Yeah just do your voxel-shit or whatever and we’ll take over from there.
There’s something deeply irritating when someone disrespects your core comptency, but the whole thing because a huge joke when you remind yourself that you would in an “aerial robotics” company with no roboticists.
I could go on and on with the problems I faced but I’m already tired of writing this post. To summarize in point form:
- My ideas would repeatedly be shutdown only to be brought back when someone in management decided it was a good idea after seeing a competitor with the same concept. No one would bother actively researching the competition.
- My CEO wasn’t developping a business case. All he had going was this one guy from a construction company saying he would be interested in such a product. I later realized we weren’t actually there to develop a product but to fill a series of contracts the company had with the Government of Canada. I don’t think I can say what we did, but I do think I can say that I wasn’t proud. Nothing illegal of course, but I do think my research advisors would have been very much dissapointed.
- The project was poorly managed, there was no clear vision on what we were building. There weren’t even any specifications or requirements to meet and yet we were following tight pseudo-agile methodology with deadlines and 3-9 month schedules.
- I was stuck doing a mix of embedded programming and hardware to synchronize sensors, continuous integration because apparently 2/3 of the software guys in the company couldn’t be bothered to maintain our Jenkins server, teaching C++ to my teammate and writing some infrastructure code to accomodate his poorly written algorithms. Basically no robotics.
I was a bit over a year in and couldn’t take it anymore. All that time had been wasted and I had nothing to show for it. My career was off to a terrible start and I had learned nothing in that span of time other than the fact that I didn’t want to be surrounded by people who had less experience than I did. And thats saying quite a bit coming from someone fresh out of school. While others would relish at the chance to demonstrate their knowledge and show the way for the less experience, I wanted to be somewhere where I’d be the dumbest one there with everything to learn. I wanted to step on a springboard that could eventually launch me to a job at X.
I started looking for a job but this time I actually put some effort into it. After a few interviews with various companies, I decided on join the Applanix Autonomy team. While very small team and not quite related to drones, it looked like a great opportunity for learning and career growth without having to move to San Francisco with all the startups backed by VC money.
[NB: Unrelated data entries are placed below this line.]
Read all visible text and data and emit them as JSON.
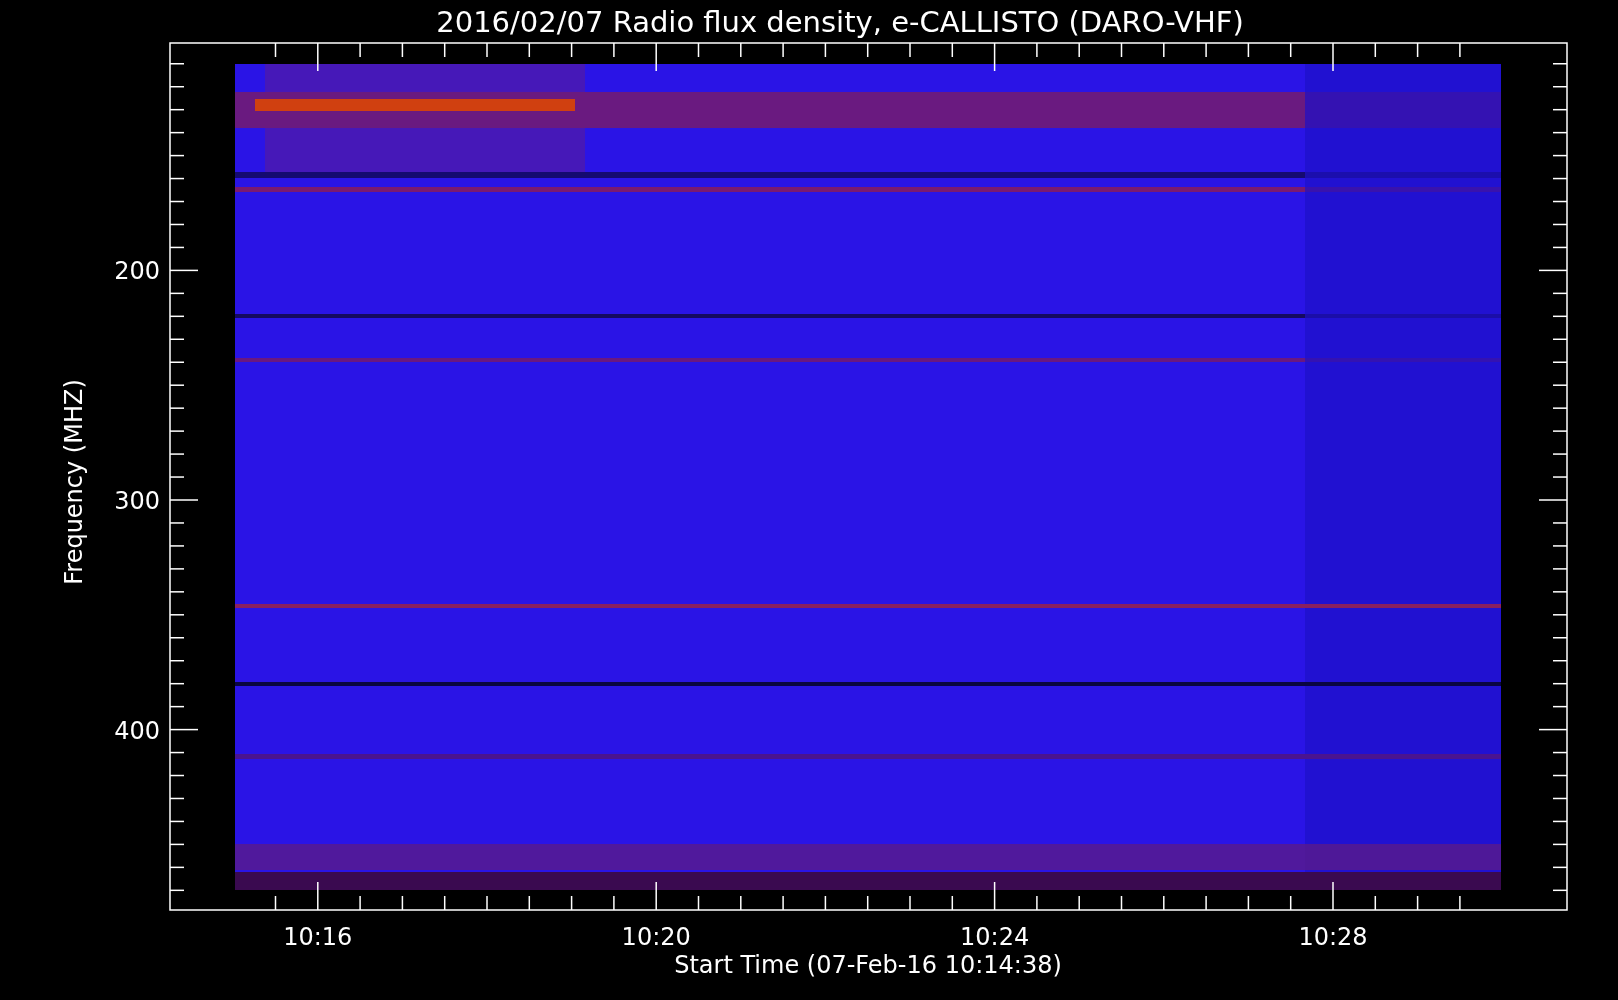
{
  "title": "2016/02/07  Radio flux density, e-CALLISTO (DARO-VHF)",
  "y_axis": {
    "label": "Frequency (MHZ)",
    "tick_labels": [
      "200",
      "300",
      "400"
    ]
  },
  "x_axis": {
    "label": "Start Time (07-Feb-16 10:14:38)",
    "tick_labels": [
      "10:16",
      "10:20",
      "10:24",
      "10:28"
    ]
  }
}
Today, I am cautiously optimistic about the move I made. The guys are competent, the business development managers understand the technology and are serious about making a business out of it. The product is already being deployed on customer premises with the team doing multiple field deployments a year. All new employees go through a sort of orientation on their first week which was my chance to ask some longstanding questions I had accumulated over the past year. I learned more in a two hour conversation with the guy working on qualifying IMUs than I did in an entire year at my previous company.
During a meeting with the Director of Engineering, I was explained the engineering process within the company, which was a bit of a mix between more rigid almost aerospace-like processes but with some of the flexibility from more modern software development practices such as Agile. To my surprise, and great pleasure, I was told “You have a right to ask what the specifications and requirements are.”
The thing I used to have to fight for was now my God given right.